Tuesday, June 19, 2018


Waaay back, in 2017 (barely), Terry and the kids came to Germany for holiday. They spent almost a week in Frankfurt, getting over jet lag, celebrating Christmas, and hanging out. Then on my birthday we got on a plane and visited a country that had been on my must-visit list for a long time - Portugal.

Recognizing that we'd have a holiday and a Sunday in our first weekend in the country, we opted for an air-b-n-b in Porto for our first stop. The apartment was wonderful, one of the bigger places we've stayed, and the hostess left a bowl of fruit, Oreos and milk for us :-)

Unfortunately, the market where we planned to stock our shelves closed a few hours before we got there, so that was a downer. After our fascinating and delicious experience in Barcelona's La Boqueria, the visit was a planned high point. oops.

Gate closed, no vendors inside. This market is closed.

The plethora of intricately tiled homes and narrow, windy, twisty streets makes a stroll around Porto one of the best ways of spending a day, and that is exactly what we did.

The Dom Luis bridge connects the northern side of Porto (where we stayed) with the southern side (where all the wineries are).  Below, the barges full of barrels of port.

In the midst of the wandering, we found a playground for the kids to burn off some energy.  They will probably report back that the playground was their highlight of Porto.

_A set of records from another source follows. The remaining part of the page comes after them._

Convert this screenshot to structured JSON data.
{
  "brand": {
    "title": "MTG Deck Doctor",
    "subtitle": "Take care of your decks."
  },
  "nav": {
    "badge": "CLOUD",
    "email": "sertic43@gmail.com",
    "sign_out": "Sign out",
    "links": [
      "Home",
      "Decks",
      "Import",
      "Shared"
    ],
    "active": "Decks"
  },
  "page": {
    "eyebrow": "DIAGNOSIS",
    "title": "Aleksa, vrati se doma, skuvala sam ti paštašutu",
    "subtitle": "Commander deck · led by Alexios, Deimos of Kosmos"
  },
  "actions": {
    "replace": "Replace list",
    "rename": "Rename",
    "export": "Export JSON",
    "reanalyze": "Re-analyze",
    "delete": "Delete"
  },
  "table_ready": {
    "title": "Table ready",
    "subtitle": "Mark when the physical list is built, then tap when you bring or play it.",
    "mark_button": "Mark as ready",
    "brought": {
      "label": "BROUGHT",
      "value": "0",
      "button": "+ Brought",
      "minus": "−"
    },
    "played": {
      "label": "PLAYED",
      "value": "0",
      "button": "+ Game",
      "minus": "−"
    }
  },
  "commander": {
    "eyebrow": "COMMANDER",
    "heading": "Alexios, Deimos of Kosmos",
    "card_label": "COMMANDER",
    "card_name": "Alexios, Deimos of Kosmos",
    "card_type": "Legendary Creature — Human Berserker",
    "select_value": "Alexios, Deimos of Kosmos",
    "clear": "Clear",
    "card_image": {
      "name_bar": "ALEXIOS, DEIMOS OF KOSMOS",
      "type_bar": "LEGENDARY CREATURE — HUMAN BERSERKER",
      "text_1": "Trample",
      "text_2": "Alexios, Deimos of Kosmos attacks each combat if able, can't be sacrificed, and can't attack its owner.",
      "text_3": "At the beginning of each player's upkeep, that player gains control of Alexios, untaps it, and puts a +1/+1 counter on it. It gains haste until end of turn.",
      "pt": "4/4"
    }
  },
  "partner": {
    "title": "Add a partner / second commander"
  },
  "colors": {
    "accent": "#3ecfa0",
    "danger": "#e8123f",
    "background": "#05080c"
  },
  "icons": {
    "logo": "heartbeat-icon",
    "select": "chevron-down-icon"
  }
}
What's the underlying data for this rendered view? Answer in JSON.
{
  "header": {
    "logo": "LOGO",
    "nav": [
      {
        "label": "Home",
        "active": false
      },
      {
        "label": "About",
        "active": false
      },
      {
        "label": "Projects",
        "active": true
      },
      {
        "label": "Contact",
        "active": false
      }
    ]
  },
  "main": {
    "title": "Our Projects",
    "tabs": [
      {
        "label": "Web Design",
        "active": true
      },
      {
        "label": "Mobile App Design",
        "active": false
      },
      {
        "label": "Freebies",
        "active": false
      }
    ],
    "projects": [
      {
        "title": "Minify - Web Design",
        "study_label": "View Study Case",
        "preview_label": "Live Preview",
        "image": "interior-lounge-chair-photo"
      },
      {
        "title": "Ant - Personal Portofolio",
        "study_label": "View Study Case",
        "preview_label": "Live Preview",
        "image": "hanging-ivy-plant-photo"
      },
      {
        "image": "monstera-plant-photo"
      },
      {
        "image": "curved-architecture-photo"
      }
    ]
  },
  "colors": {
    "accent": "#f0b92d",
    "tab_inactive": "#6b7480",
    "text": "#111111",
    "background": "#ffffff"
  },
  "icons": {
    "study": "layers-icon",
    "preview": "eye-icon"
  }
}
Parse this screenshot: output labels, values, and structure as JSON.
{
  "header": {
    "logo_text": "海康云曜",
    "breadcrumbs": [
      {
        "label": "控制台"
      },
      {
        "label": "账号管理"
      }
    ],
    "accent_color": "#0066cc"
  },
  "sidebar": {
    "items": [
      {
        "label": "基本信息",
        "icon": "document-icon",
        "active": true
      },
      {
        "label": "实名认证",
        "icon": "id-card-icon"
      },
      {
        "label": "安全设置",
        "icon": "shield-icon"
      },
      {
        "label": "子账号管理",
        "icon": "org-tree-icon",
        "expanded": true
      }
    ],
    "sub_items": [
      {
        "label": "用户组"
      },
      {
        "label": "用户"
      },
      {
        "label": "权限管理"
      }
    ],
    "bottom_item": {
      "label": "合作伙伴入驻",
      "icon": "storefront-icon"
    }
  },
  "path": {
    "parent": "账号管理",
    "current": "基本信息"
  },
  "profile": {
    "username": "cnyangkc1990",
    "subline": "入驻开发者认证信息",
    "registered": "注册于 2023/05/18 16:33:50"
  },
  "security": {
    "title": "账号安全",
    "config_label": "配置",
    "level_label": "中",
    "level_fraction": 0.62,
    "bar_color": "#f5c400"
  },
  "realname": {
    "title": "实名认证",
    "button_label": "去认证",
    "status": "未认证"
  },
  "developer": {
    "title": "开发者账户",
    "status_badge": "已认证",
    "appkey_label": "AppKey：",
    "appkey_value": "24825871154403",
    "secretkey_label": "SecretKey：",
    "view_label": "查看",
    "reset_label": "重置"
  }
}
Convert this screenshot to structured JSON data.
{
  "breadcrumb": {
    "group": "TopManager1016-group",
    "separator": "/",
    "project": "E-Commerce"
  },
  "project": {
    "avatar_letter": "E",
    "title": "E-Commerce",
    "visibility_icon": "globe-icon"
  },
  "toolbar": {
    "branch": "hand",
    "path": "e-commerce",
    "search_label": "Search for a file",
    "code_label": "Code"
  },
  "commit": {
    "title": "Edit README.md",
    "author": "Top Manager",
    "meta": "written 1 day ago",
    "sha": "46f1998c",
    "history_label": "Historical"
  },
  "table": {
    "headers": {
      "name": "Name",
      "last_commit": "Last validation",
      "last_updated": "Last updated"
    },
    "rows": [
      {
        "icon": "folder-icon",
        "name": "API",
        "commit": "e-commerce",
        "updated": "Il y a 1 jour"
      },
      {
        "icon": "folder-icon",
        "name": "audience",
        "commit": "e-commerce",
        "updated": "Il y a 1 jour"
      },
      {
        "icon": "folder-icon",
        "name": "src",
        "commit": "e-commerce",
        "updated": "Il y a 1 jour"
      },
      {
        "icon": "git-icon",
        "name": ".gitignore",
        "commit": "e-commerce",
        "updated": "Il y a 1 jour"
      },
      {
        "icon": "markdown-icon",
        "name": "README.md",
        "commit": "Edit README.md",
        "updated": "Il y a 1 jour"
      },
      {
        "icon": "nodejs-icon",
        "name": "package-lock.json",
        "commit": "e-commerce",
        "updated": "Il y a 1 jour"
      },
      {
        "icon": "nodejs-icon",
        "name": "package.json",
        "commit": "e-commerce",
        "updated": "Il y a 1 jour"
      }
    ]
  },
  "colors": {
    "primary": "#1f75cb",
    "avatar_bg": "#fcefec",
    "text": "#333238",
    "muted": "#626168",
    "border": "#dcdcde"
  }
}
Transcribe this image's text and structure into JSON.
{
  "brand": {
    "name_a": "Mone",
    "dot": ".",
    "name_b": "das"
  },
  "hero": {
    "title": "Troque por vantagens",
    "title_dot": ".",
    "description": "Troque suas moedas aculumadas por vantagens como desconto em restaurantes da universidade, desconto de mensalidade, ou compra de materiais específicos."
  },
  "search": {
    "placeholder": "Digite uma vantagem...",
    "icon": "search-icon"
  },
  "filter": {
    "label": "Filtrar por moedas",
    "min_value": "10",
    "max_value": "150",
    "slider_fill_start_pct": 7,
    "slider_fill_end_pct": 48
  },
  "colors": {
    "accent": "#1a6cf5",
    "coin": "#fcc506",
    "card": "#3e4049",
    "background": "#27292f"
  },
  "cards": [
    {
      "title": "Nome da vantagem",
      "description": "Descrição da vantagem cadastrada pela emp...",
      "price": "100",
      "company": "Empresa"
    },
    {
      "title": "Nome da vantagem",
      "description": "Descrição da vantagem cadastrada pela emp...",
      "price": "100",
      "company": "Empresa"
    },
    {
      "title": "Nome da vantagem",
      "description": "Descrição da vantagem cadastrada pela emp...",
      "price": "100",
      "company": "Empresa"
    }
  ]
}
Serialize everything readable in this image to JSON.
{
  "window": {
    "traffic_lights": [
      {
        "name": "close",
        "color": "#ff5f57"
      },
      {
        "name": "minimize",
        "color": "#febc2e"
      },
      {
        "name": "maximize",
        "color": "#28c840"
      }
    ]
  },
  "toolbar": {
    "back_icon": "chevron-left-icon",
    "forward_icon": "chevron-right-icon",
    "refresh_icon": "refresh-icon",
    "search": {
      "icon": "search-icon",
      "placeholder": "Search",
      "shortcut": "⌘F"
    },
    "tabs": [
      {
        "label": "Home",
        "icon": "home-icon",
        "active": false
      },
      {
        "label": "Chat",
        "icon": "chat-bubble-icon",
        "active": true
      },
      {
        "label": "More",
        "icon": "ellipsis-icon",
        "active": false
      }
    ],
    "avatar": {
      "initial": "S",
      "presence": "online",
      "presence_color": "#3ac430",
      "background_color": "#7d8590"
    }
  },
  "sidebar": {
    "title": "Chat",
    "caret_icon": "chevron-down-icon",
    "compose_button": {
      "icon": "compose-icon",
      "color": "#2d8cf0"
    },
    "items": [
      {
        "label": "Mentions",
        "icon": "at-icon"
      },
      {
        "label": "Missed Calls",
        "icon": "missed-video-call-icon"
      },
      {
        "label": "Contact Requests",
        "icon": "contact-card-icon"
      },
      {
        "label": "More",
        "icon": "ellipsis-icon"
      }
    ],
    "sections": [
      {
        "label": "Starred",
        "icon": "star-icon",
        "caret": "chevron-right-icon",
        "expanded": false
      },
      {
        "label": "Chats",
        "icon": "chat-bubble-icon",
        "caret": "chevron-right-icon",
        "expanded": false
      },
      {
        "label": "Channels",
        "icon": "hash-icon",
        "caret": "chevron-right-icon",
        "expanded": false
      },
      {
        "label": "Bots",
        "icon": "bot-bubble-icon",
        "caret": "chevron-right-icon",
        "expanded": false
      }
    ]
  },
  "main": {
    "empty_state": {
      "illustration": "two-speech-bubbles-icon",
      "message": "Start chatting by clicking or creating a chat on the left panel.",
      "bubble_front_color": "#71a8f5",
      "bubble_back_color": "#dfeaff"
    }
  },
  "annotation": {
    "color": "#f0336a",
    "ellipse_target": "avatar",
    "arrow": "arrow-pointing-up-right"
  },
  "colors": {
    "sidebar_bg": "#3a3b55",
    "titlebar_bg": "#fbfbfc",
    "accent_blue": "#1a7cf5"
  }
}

There was a huge street festival with music and entertainment for new year's eve, right around the corner from where we were staying. We told the kids if they wanted they could stay up for it, and we'd go out to to ring in the new year.  By 11:00pm they said they were ready to go home and go to bed. Turns out we could see a bit of the fireworks from one of the windows, so Terry and I still got a taste of celebration.

On New Year's Day, again, there was little open so we spend the day outdoors wandering through the city. The cable car was one of the few operational tourist happenings, and we took a ride.

In front of the train station they even tiled the rocks!  It was fun for the kids to take a little break and get off their feet for a few.

Terry doesn't like port, and the kids are kids, so in the end I didn't even taste a drop of port while in Porto. Leaving something for the next time!

Sunday, June 17, 2018


I have written about paying $10 for a small bunch of asparagus in winter in St Petersburg so that I could consume vegetables other than carrots or cabbage; my cred as a non-hater shall be considered well established.  Spargelsaison ("asparagus season") in Germany is a real thing, and it is incredible to me that people will pay 20 Euros for a serving of asparagus in a restaurant at the height of the season. In a normal restaurant. Supply vs. demand anyone?

Asparagus is tasty.  White asparagus does have a milder, more delicate flavor. No arguments here. But ...

The thing is, during the Spargelzeit ("asparagus time") it is mid-to-late-spring. There's something else going on too, something that should be the queen of the season and somehow, bewilderingly, is not.


I have been tragically and pathetically lazy. Next spring will be different. 

The field I visited this morning was a 10 minute drive from my apartment. You can buy a box there, or bring whatever kind of container you like and they weigh it before you start picking, so that you are only paying for the fruit. The prices were excellent too, with reduced cost the more you pick. We may go back to jam making next year!

Today was my first and only (for this season) strawberry-picking day. Sadly, many of the berries on the vine were already moldy or half-eaten by the bugs. Unfortunate for the fruit seekers, although it is a great sign of little or no pesticide use.  It took about 40 minutes to gather about 1.5 kilos of fruit. While picking, I only snacked on the ones that were so close to being bad nobody would have taken them. They tasted like honey, they were so tooth-achingly sweet.